◆ PROVIDED ENTRIES ◆
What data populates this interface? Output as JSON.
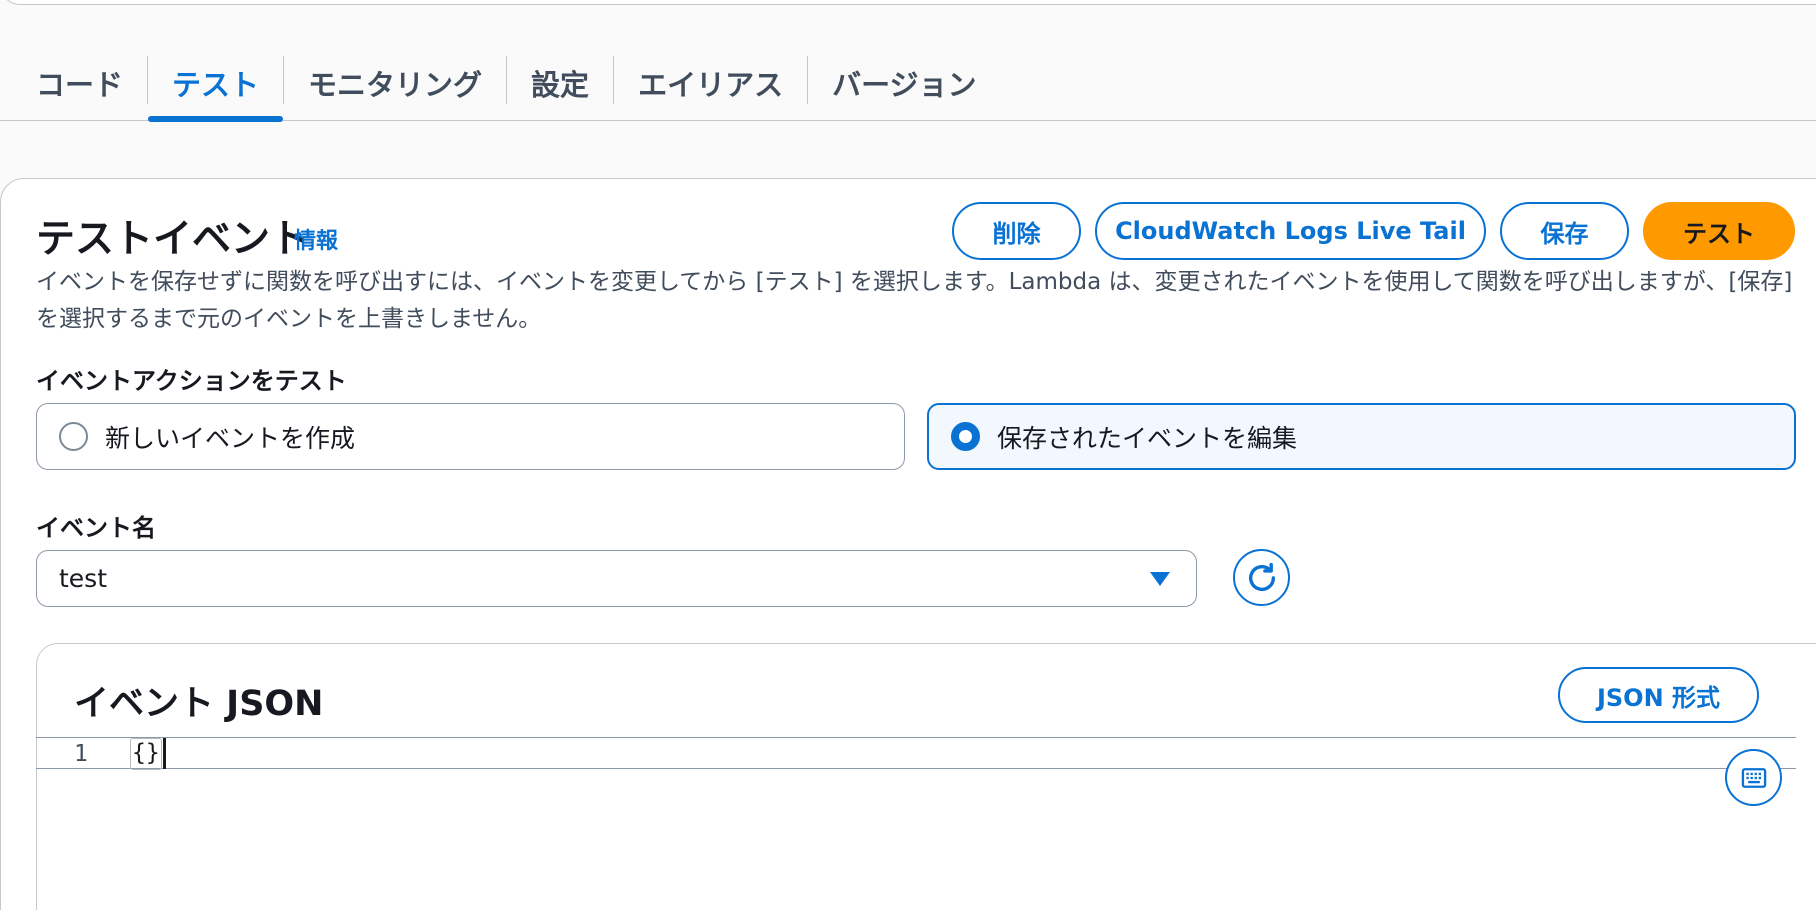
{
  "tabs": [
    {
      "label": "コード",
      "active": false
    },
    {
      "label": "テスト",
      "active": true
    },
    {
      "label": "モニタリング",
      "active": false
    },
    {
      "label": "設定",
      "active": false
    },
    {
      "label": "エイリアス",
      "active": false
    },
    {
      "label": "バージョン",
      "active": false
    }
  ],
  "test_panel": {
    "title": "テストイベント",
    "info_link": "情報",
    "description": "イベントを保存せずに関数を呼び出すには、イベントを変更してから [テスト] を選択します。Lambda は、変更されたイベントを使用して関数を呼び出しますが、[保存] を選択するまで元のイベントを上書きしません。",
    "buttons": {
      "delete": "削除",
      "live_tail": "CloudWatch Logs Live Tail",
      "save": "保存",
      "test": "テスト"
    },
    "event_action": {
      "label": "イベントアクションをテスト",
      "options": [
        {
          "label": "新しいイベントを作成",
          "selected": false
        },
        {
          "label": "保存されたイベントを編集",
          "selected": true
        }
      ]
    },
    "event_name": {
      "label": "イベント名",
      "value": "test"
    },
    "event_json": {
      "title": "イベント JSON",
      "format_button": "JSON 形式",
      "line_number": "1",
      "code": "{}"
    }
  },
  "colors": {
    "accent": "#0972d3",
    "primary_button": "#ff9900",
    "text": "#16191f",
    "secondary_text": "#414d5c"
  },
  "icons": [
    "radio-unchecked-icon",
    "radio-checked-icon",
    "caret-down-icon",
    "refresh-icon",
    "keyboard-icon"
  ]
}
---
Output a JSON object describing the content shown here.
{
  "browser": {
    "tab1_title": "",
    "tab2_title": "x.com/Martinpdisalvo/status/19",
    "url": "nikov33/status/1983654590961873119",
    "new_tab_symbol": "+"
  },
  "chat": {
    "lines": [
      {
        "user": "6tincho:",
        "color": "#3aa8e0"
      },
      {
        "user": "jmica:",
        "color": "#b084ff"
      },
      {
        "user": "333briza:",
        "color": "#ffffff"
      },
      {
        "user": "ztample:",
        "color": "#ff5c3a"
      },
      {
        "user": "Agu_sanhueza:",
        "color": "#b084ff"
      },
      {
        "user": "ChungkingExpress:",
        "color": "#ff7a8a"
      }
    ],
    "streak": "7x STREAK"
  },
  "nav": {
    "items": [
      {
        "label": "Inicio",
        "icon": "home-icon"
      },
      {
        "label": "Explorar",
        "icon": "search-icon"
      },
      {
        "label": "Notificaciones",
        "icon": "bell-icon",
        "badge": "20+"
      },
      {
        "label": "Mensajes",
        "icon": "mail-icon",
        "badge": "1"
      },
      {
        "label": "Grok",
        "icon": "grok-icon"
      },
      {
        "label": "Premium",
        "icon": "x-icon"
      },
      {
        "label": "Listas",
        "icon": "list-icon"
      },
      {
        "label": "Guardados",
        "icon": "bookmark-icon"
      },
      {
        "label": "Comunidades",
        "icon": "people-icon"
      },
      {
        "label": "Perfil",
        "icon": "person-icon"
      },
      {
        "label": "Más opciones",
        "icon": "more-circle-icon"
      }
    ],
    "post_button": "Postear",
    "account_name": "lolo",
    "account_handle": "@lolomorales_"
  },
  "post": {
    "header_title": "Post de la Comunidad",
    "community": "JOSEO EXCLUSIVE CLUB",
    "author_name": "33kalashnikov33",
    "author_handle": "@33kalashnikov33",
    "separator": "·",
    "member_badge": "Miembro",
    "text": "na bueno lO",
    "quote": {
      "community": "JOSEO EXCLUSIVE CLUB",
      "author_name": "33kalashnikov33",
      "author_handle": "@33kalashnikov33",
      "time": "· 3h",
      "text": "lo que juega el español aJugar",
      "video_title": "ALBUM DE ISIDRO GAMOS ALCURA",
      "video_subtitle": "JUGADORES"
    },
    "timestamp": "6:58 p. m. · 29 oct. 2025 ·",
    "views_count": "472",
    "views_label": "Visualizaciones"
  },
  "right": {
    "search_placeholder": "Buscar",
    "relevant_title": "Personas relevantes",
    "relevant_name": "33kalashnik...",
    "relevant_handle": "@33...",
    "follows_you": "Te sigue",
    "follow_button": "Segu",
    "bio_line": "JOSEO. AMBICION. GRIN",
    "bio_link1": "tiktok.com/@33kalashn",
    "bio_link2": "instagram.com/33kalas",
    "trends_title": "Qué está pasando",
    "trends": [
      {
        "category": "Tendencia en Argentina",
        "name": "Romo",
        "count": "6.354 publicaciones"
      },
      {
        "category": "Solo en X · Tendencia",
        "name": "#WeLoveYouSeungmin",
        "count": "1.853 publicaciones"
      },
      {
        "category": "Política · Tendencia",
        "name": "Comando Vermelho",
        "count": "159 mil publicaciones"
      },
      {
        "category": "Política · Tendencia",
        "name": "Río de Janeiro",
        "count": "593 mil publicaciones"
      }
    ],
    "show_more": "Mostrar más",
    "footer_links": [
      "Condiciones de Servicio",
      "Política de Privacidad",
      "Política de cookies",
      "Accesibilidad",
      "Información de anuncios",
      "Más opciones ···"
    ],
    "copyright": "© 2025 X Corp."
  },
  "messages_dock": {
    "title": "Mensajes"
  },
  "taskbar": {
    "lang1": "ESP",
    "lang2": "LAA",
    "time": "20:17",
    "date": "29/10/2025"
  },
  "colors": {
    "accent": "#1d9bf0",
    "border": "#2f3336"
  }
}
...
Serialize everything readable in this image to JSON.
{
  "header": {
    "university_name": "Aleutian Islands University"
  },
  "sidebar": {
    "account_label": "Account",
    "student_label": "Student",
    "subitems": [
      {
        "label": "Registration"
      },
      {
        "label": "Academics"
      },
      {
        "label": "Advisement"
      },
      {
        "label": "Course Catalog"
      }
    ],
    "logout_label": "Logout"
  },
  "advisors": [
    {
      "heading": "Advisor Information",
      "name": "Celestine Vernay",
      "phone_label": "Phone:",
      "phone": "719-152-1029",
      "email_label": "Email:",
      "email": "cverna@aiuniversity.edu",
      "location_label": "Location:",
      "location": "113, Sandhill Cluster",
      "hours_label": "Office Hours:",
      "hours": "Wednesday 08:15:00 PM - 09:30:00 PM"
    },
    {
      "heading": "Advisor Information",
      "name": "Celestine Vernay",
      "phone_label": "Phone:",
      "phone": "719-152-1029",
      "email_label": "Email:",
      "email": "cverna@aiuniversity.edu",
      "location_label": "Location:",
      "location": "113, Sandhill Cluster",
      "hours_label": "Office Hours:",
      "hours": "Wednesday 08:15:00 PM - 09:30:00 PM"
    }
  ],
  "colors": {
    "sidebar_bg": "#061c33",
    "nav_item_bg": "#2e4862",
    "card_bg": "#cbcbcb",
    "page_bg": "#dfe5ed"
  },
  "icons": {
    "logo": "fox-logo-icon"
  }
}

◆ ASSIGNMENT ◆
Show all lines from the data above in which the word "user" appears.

◆ RESPONSE ◆
        "user": "6tincho:",
        "user": "jmica:",
        "user": "333briza:",
        "user": "ztample:",
        "user": "Agu_sanhueza:",
        "user": "ChungkingExpress:",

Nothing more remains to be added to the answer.